Data extracted from a collection
··········

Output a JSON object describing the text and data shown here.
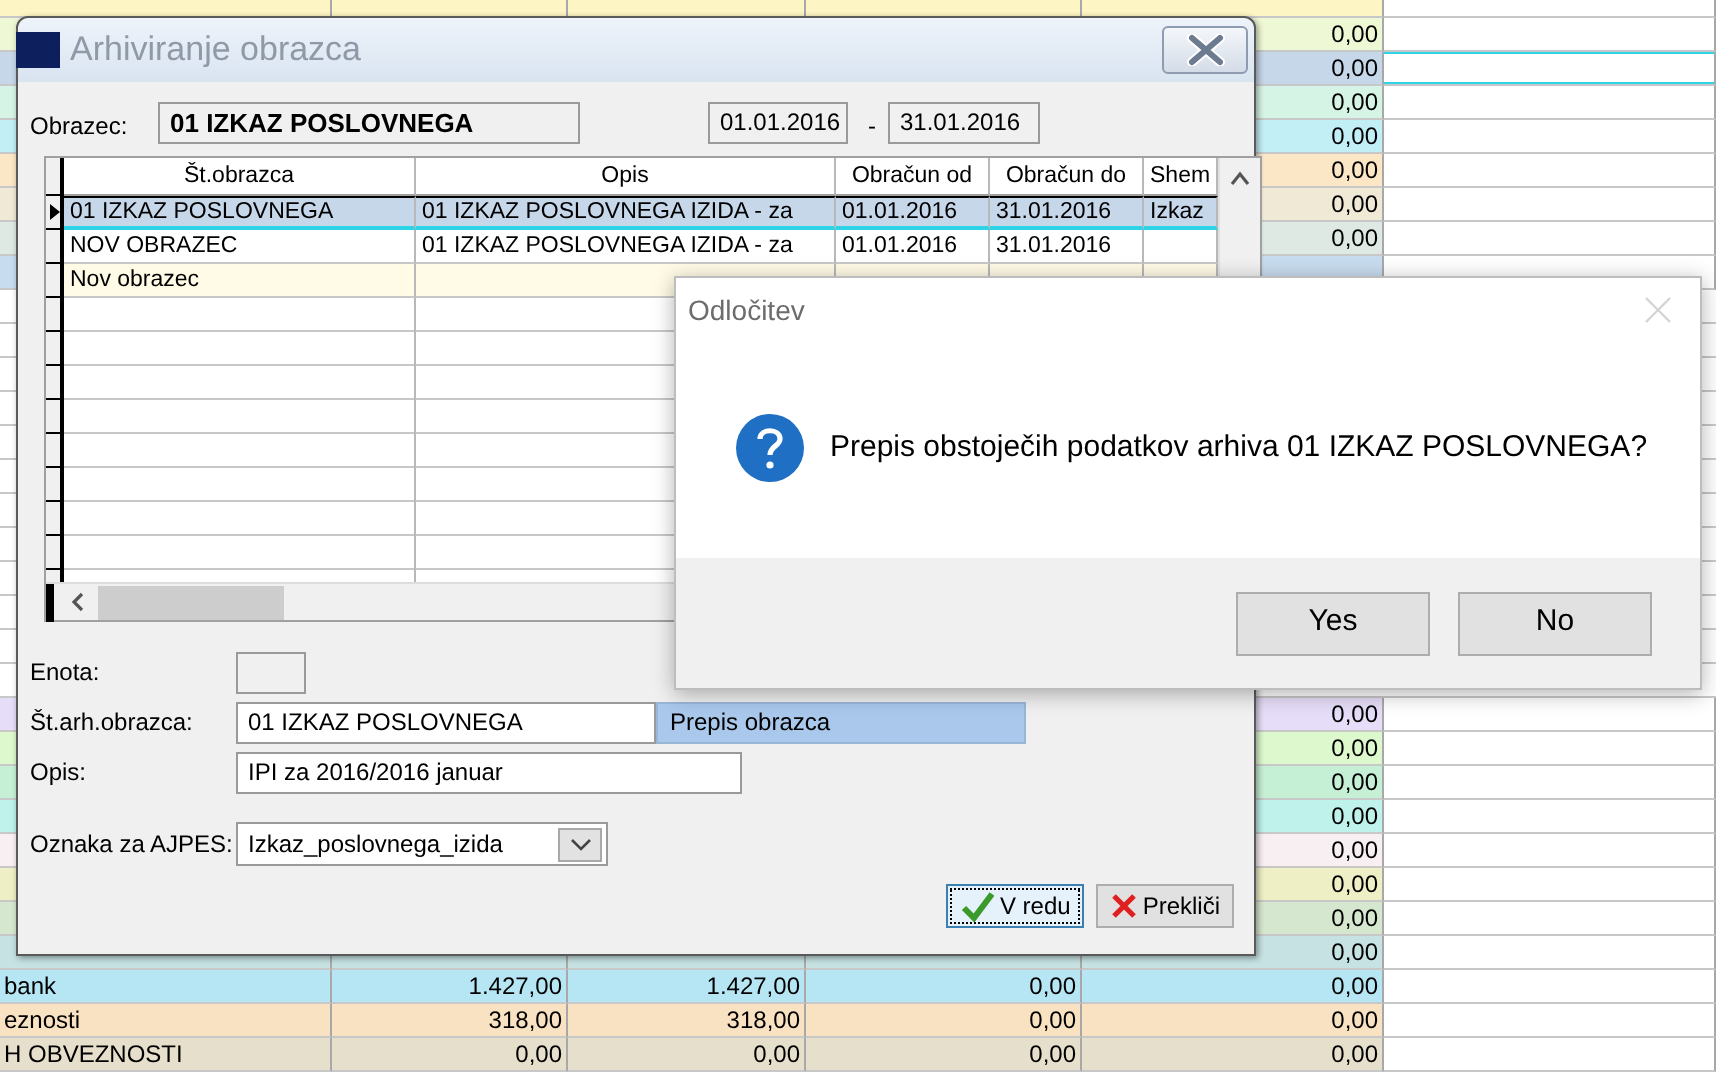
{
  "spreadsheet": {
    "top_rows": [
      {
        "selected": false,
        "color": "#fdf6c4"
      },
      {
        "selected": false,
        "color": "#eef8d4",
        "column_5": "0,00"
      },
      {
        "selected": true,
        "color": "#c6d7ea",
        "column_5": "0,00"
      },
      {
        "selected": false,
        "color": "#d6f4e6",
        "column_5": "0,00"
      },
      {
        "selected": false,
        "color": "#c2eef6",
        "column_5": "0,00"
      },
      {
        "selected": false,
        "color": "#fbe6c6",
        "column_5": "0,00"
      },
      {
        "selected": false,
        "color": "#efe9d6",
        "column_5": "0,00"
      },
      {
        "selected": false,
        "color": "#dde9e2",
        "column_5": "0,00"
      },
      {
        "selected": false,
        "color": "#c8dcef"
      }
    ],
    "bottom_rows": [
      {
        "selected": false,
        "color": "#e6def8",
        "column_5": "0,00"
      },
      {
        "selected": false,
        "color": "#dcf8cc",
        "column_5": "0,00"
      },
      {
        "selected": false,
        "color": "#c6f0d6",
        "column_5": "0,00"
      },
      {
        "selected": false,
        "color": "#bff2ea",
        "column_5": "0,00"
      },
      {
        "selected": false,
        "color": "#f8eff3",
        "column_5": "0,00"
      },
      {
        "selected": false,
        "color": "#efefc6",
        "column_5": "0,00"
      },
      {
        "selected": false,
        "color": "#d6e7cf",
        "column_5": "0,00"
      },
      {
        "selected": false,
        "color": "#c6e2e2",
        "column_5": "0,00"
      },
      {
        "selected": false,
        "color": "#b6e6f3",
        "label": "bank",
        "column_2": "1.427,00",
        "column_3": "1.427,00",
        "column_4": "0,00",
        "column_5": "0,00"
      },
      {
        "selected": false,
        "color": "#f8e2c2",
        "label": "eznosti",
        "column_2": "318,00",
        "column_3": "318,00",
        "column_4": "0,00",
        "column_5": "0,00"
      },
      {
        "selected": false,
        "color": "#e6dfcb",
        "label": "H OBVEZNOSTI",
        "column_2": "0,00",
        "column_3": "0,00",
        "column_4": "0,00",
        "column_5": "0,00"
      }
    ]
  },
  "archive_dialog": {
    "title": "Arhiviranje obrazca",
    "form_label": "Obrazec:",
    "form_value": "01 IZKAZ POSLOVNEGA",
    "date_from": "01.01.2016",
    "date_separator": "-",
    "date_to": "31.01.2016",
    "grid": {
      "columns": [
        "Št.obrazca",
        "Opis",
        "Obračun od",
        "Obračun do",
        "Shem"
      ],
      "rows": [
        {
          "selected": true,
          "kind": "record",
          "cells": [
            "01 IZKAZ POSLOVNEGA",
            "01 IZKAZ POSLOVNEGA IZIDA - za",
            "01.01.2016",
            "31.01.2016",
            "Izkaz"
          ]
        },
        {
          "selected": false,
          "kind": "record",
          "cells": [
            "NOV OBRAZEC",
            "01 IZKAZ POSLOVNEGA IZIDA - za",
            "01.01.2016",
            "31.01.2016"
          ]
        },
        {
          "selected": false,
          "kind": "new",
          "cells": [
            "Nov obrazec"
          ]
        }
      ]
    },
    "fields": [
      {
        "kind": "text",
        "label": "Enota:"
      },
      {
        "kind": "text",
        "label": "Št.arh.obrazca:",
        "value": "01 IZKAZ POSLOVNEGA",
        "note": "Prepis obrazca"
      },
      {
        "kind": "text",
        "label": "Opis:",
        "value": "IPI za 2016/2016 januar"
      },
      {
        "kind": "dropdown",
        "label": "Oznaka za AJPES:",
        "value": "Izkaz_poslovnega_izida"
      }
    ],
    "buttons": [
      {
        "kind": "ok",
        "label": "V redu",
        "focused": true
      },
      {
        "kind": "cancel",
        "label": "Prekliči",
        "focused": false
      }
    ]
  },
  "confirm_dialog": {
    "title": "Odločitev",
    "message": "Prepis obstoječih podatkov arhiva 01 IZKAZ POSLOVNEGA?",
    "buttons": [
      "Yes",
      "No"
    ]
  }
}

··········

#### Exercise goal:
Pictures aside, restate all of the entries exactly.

#### Solution to the problem:
Output a JSON object describing the text and data shown here.
{
  "spreadsheet": {
    "top_rows": [
      {
        "selected": false,
        "color": "#fdf6c4"
      },
      {
        "selected": false,
        "color": "#eef8d4",
        "column_5": "0,00"
      },
      {
        "selected": true,
        "color": "#c6d7ea",
        "column_5": "0,00"
      },
      {
        "selected": false,
        "color": "#d6f4e6",
        "column_5": "0,00"
      },
      {
        "selected": false,
        "color": "#c2eef6",
        "column_5": "0,00"
      },
      {
        "selected": false,
        "color": "#fbe6c6",
        "column_5": "0,00"
      },
      {
        "selected": false,
        "color": "#efe9d6",
        "column_5": "0,00"
      },
      {
        "selected": false,
        "color": "#dde9e2",
        "column_5": "0,00"
      },
      {
        "selected": false,
        "color": "#c8dcef"
      }
    ],
    "bottom_rows": [
      {
        "selected": false,
        "color": "#e6def8",
        "column_5": "0,00"
      },
      {
        "selected": false,
        "color": "#dcf8cc",
        "column_5": "0,00"
      },
      {
        "selected": false,
        "color": "#c6f0d6",
        "column_5": "0,00"
      },
      {
        "selected": false,
        "color": "#bff2ea",
        "column_5": "0,00"
      },
      {
        "selected": false,
        "color": "#f8eff3",
        "column_5": "0,00"
      },
      {
        "selected": false,
        "color": "#efefc6",
        "column_5": "0,00"
      },
      {
        "selected": false,
        "color": "#d6e7cf",
        "column_5": "0,00"
      },
      {
        "selected": false,
        "color": "#c6e2e2",
        "column_5": "0,00"
      },
      {
        "selected": false,
        "color": "#b6e6f3",
        "label": "bank",
        "column_2": "1.427,00",
        "column_3": "1.427,00",
        "column_4": "0,00",
        "column_5": "0,00"
      },
      {
        "selected": false,
        "color": "#f8e2c2",
        "label": "eznosti",
        "column_2": "318,00",
        "column_3": "318,00",
        "column_4": "0,00",
        "column_5": "0,00"
      },
      {
        "selected": false,
        "color": "#e6dfcb",
        "label": "H OBVEZNOSTI",
        "column_2": "0,00",
        "column_3": "0,00",
        "column_4": "0,00",
        "column_5": "0,00"
      }
    ]
  },
  "archive_dialog": {
    "title": "Arhiviranje obrazca",
    "form_label": "Obrazec:",
    "form_value": "01 IZKAZ POSLOVNEGA",
    "date_from": "01.01.2016",
    "date_separator": "-",
    "date_to": "31.01.2016",
    "grid": {
      "columns": [
        "Št.obrazca",
        "Opis",
        "Obračun od",
        "Obračun do",
        "Shem"
      ],
      "rows": [
        {
          "selected": true,
          "kind": "record",
          "cells": [
            "01 IZKAZ POSLOVNEGA",
            "01 IZKAZ POSLOVNEGA IZIDA - za",
            "01.01.2016",
            "31.01.2016",
            "Izkaz"
          ]
        },
        {
          "selected": false,
          "kind": "record",
          "cells": [
            "NOV OBRAZEC",
            "01 IZKAZ POSLOVNEGA IZIDA - za",
            "01.01.2016",
            "31.01.2016"
          ]
        },
        {
          "selected": false,
          "kind": "new",
          "cells": [
            "Nov obrazec"
          ]
        }
      ]
    },
    "fields": [
      {
        "kind": "text",
        "label": "Enota:"
      },
      {
        "kind": "text",
        "label": "Št.arh.obrazca:",
        "value": "01 IZKAZ POSLOVNEGA",
        "note": "Prepis obrazca"
      },
      {
        "kind": "text",
        "label": "Opis:",
        "value": "IPI za 2016/2016 januar"
      },
      {
        "kind": "dropdown",
        "label": "Oznaka za AJPES:",
        "value": "Izkaz_poslovnega_izida"
      }
    ],
    "buttons": [
      {
        "kind": "ok",
        "label": "V redu",
        "focused": true
      },
      {
        "kind": "cancel",
        "label": "Prekliči",
        "focused": false
      }
    ]
  },
  "confirm_dialog": {
    "title": "Odločitev",
    "message": "Prepis obstoječih podatkov arhiva 01 IZKAZ POSLOVNEGA?",
    "buttons": [
      "Yes",
      "No"
    ]
  }
}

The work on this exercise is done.